The problem> Repeat all of the data precisely.

Entries supplied>
<<<<
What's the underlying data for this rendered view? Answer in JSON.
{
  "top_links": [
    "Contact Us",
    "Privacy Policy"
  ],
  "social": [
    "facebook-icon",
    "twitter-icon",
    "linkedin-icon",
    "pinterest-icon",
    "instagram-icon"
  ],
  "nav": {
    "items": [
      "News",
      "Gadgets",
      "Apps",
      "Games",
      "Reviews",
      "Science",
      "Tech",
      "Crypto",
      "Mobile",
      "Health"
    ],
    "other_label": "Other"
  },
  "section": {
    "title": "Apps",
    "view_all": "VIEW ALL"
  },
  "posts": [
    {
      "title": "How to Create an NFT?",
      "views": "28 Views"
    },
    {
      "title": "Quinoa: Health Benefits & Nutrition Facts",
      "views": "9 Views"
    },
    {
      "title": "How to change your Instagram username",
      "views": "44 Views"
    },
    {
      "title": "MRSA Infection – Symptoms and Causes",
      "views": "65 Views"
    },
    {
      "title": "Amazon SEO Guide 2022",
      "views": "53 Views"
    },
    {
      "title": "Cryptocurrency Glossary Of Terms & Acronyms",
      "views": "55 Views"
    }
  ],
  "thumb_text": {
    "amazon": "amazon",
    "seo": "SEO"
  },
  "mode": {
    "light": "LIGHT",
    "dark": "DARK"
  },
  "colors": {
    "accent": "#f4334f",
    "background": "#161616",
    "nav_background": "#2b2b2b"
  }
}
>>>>
Finished exercise>
What's the underlying data for this rendered view? Answer in JSON.
{
  "top_links": [
    "Contact Us",
    "Privacy Policy"
  ],
  "social": [
    "facebook-icon",
    "twitter-icon",
    "linkedin-icon",
    "pinterest-icon",
    "instagram-icon"
  ],
  "nav": {
    "items": [
      "News",
      "Gadgets",
      "Apps",
      "Games",
      "Reviews",
      "Science",
      "Tech",
      "Crypto",
      "Mobile",
      "Health"
    ],
    "other_label": "Other"
  },
  "section": {
    "title": "Apps",
    "view_all": "VIEW ALL"
  },
  "posts": [
    {
      "title": "How to Create an NFT?",
      "views": "28 Views"
    },
    {
      "title": "Quinoa: Health Benefits & Nutrition Facts",
      "views": "9 Views"
    },
    {
      "title": "How to change your Instagram username",
      "views": "44 Views"
    },
    {
      "title": "MRSA Infection – Symptoms and Causes",
      "views": "65 Views"
    },
    {
      "title": "Amazon SEO Guide 2022",
      "views": "53 Views"
    },
    {
      "title": "Cryptocurrency Glossary Of Terms & Acronyms",
      "views": "55 Views"
    }
  ],
  "thumb_text": {
    "amazon": "amazon",
    "seo": "SEO"
  },
  "mode": {
    "light": "LIGHT",
    "dark": "DARK"
  },
  "colors": {
    "accent": "#f4334f",
    "background": "#161616",
    "nav_background": "#2b2b2b"
  }
}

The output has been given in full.